* [Problem statement]: Output the full listing below exactly, without the pictures.
Start of Data supplied
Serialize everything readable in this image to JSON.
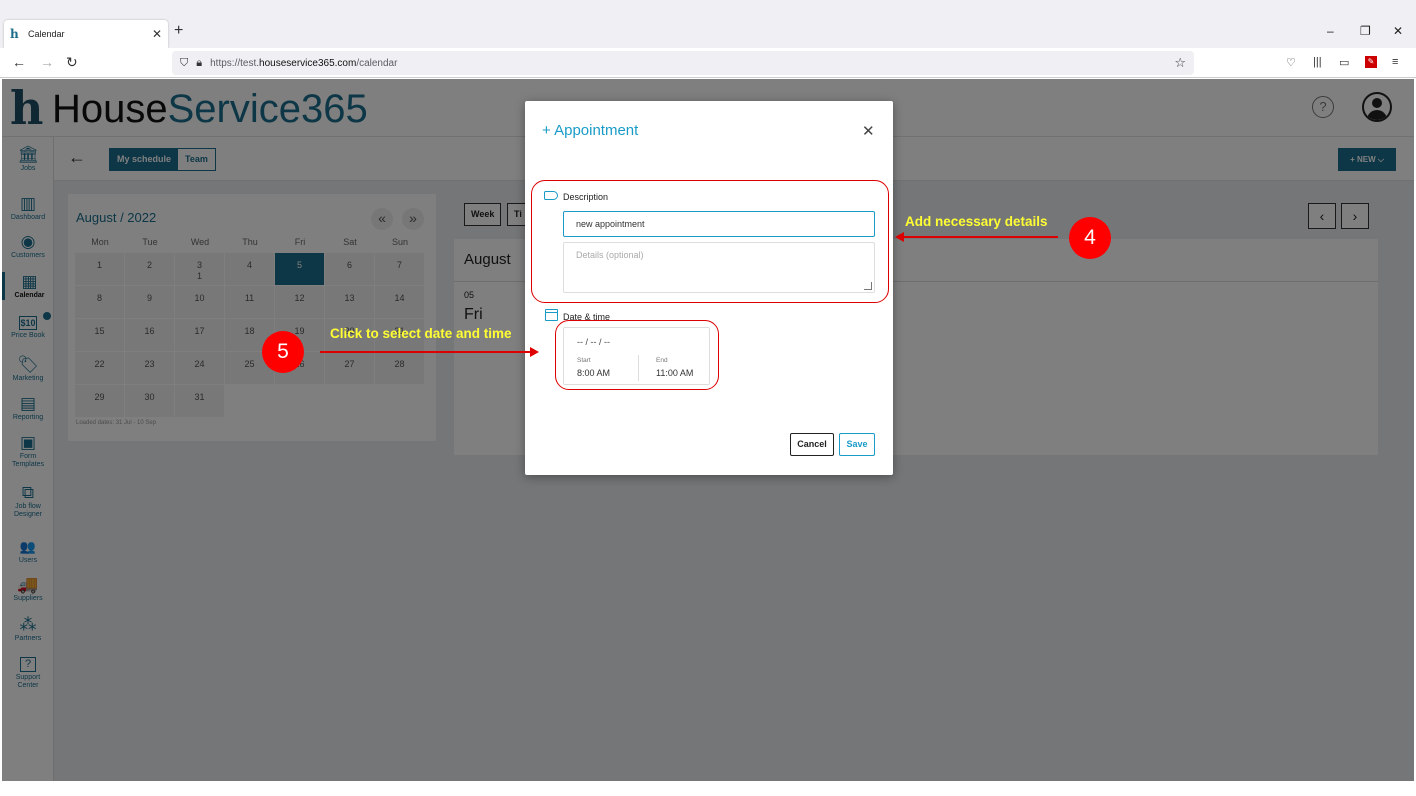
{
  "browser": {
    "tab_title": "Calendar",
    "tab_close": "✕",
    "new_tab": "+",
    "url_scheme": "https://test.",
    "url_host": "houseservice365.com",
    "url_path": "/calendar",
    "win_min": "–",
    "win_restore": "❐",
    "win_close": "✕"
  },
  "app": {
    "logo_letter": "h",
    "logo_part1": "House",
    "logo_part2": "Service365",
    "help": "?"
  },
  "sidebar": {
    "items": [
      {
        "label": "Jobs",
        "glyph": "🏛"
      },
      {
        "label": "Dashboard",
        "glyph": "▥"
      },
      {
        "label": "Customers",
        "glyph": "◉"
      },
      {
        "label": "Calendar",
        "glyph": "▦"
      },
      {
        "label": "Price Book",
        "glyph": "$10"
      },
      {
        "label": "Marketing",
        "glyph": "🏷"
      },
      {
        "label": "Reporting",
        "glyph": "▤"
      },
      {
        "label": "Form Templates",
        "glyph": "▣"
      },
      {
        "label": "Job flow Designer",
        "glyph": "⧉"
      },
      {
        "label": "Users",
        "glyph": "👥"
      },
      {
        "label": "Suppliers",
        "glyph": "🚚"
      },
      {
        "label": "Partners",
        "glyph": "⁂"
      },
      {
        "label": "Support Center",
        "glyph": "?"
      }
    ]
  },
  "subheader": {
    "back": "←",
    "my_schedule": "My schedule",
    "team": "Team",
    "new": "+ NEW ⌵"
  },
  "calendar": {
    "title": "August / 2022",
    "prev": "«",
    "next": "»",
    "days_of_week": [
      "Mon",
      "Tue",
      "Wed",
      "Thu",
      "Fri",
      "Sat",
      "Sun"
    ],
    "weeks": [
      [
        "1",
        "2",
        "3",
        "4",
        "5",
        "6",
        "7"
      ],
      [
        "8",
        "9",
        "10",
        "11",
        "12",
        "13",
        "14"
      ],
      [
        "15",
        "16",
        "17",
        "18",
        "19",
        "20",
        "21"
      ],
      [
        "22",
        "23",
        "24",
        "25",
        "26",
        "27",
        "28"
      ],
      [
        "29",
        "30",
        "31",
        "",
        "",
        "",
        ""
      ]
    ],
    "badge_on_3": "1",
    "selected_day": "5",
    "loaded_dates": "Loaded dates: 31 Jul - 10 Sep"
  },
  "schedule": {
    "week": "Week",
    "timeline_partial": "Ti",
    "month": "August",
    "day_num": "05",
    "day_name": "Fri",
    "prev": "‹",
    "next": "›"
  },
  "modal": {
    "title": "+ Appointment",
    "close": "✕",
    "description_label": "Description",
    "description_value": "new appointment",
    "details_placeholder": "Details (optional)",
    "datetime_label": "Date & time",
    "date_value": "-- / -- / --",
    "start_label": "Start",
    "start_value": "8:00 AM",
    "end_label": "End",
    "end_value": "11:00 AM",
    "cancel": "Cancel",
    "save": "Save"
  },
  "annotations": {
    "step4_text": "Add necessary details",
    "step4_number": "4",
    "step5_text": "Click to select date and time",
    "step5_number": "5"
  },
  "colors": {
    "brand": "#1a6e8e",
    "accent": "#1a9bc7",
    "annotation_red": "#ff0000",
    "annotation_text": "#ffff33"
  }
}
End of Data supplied
* [Task answer]:
Serialize everything readable in this image to JSON.
{
  "browser": {
    "tab_title": "Calendar",
    "tab_close": "✕",
    "new_tab": "+",
    "url_scheme": "https://test.",
    "url_host": "houseservice365.com",
    "url_path": "/calendar",
    "win_min": "–",
    "win_restore": "❐",
    "win_close": "✕"
  },
  "app": {
    "logo_letter": "h",
    "logo_part1": "House",
    "logo_part2": "Service365",
    "help": "?"
  },
  "sidebar": {
    "items": [
      {
        "label": "Jobs",
        "glyph": "🏛"
      },
      {
        "label": "Dashboard",
        "glyph": "▥"
      },
      {
        "label": "Customers",
        "glyph": "◉"
      },
      {
        "label": "Calendar",
        "glyph": "▦"
      },
      {
        "label": "Price Book",
        "glyph": "$10"
      },
      {
        "label": "Marketing",
        "glyph": "🏷"
      },
      {
        "label": "Reporting",
        "glyph": "▤"
      },
      {
        "label": "Form Templates",
        "glyph": "▣"
      },
      {
        "label": "Job flow Designer",
        "glyph": "⧉"
      },
      {
        "label": "Users",
        "glyph": "👥"
      },
      {
        "label": "Suppliers",
        "glyph": "🚚"
      },
      {
        "label": "Partners",
        "glyph": "⁂"
      },
      {
        "label": "Support Center",
        "glyph": "?"
      }
    ]
  },
  "subheader": {
    "back": "←",
    "my_schedule": "My schedule",
    "team": "Team",
    "new": "+ NEW ⌵"
  },
  "calendar": {
    "title": "August / 2022",
    "prev": "«",
    "next": "»",
    "days_of_week": [
      "Mon",
      "Tue",
      "Wed",
      "Thu",
      "Fri",
      "Sat",
      "Sun"
    ],
    "weeks": [
      [
        "1",
        "2",
        "3",
        "4",
        "5",
        "6",
        "7"
      ],
      [
        "8",
        "9",
        "10",
        "11",
        "12",
        "13",
        "14"
      ],
      [
        "15",
        "16",
        "17",
        "18",
        "19",
        "20",
        "21"
      ],
      [
        "22",
        "23",
        "24",
        "25",
        "26",
        "27",
        "28"
      ],
      [
        "29",
        "30",
        "31",
        "",
        "",
        "",
        ""
      ]
    ],
    "badge_on_3": "1",
    "selected_day": "5",
    "loaded_dates": "Loaded dates: 31 Jul - 10 Sep"
  },
  "schedule": {
    "week": "Week",
    "timeline_partial": "Ti",
    "month": "August",
    "day_num": "05",
    "day_name": "Fri",
    "prev": "‹",
    "next": "›"
  },
  "modal": {
    "title": "+ Appointment",
    "close": "✕",
    "description_label": "Description",
    "description_value": "new appointment",
    "details_placeholder": "Details (optional)",
    "datetime_label": "Date & time",
    "date_value": "-- / -- / --",
    "start_label": "Start",
    "start_value": "8:00 AM",
    "end_label": "End",
    "end_value": "11:00 AM",
    "cancel": "Cancel",
    "save": "Save"
  },
  "annotations": {
    "step4_text": "Add necessary details",
    "step4_number": "4",
    "step5_text": "Click to select date and time",
    "step5_number": "5"
  },
  "colors": {
    "brand": "#1a6e8e",
    "accent": "#1a9bc7",
    "annotation_red": "#ff0000",
    "annotation_text": "#ffff33"
  }
}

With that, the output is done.